**EXERCISE:**
An exact copy of every entry is the required answer.

**RECORDS TO PROCESS:**
/---

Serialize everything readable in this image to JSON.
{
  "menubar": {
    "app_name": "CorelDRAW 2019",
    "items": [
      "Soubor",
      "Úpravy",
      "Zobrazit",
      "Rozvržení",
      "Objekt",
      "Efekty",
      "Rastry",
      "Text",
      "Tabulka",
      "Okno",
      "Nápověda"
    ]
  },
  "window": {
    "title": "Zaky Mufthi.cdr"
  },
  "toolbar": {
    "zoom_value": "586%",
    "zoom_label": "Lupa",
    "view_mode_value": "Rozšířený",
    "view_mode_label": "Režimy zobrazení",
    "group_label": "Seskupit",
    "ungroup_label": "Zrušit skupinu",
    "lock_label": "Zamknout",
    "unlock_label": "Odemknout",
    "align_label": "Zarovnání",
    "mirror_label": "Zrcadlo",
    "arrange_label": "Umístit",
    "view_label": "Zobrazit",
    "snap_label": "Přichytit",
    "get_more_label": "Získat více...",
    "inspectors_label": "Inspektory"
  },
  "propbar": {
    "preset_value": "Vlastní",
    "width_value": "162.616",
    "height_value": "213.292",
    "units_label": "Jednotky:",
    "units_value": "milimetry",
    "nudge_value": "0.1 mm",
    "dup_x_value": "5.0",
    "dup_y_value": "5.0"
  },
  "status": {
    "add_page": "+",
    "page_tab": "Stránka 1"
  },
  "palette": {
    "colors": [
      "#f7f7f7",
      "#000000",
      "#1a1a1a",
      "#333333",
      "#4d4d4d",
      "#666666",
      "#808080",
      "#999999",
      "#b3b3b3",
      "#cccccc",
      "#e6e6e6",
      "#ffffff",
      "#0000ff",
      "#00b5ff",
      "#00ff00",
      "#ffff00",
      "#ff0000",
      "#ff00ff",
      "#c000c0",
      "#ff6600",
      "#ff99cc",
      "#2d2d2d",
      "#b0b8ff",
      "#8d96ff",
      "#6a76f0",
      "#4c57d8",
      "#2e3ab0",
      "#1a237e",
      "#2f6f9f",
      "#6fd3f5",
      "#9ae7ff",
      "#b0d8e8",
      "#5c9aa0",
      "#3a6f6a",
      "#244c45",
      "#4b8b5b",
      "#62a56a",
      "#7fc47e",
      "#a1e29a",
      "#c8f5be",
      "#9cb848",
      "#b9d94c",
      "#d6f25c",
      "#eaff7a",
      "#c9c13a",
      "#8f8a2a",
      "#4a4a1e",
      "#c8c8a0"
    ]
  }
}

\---

**REPLY TO THE TASK:**
Serialize everything readable in this image to JSON.
{
  "menubar": {
    "app_name": "CorelDRAW 2019",
    "items": [
      "Soubor",
      "Úpravy",
      "Zobrazit",
      "Rozvržení",
      "Objekt",
      "Efekty",
      "Rastry",
      "Text",
      "Tabulka",
      "Okno",
      "Nápověda"
    ]
  },
  "window": {
    "title": "Zaky Mufthi.cdr"
  },
  "toolbar": {
    "zoom_value": "586%",
    "zoom_label": "Lupa",
    "view_mode_value": "Rozšířený",
    "view_mode_label": "Režimy zobrazení",
    "group_label": "Seskupit",
    "ungroup_label": "Zrušit skupinu",
    "lock_label": "Zamknout",
    "unlock_label": "Odemknout",
    "align_label": "Zarovnání",
    "mirror_label": "Zrcadlo",
    "arrange_label": "Umístit",
    "view_label": "Zobrazit",
    "snap_label": "Přichytit",
    "get_more_label": "Získat více...",
    "inspectors_label": "Inspektory"
  },
  "propbar": {
    "preset_value": "Vlastní",
    "width_value": "162.616",
    "height_value": "213.292",
    "units_label": "Jednotky:",
    "units_value": "milimetry",
    "nudge_value": "0.1 mm",
    "dup_x_value": "5.0",
    "dup_y_value": "5.0"
  },
  "status": {
    "add_page": "+",
    "page_tab": "Stránka 1"
  },
  "palette": {
    "colors": [
      "#f7f7f7",
      "#000000",
      "#1a1a1a",
      "#333333",
      "#4d4d4d",
      "#666666",
      "#808080",
      "#999999",
      "#b3b3b3",
      "#cccccc",
      "#e6e6e6",
      "#ffffff",
      "#0000ff",
      "#00b5ff",
      "#00ff00",
      "#ffff00",
      "#ff0000",
      "#ff00ff",
      "#c000c0",
      "#ff6600",
      "#ff99cc",
      "#2d2d2d",
      "#b0b8ff",
      "#8d96ff",
      "#6a76f0",
      "#4c57d8",
      "#2e3ab0",
      "#1a237e",
      "#2f6f9f",
      "#6fd3f5",
      "#9ae7ff",
      "#b0d8e8",
      "#5c9aa0",
      "#3a6f6a",
      "#244c45",
      "#4b8b5b",
      "#62a56a",
      "#7fc47e",
      "#a1e29a",
      "#c8f5be",
      "#9cb848",
      "#b9d94c",
      "#d6f25c",
      "#eaff7a",
      "#c9c13a",
      "#8f8a2a",
      "#4a4a1e",
      "#c8c8a0"
    ]
  }
}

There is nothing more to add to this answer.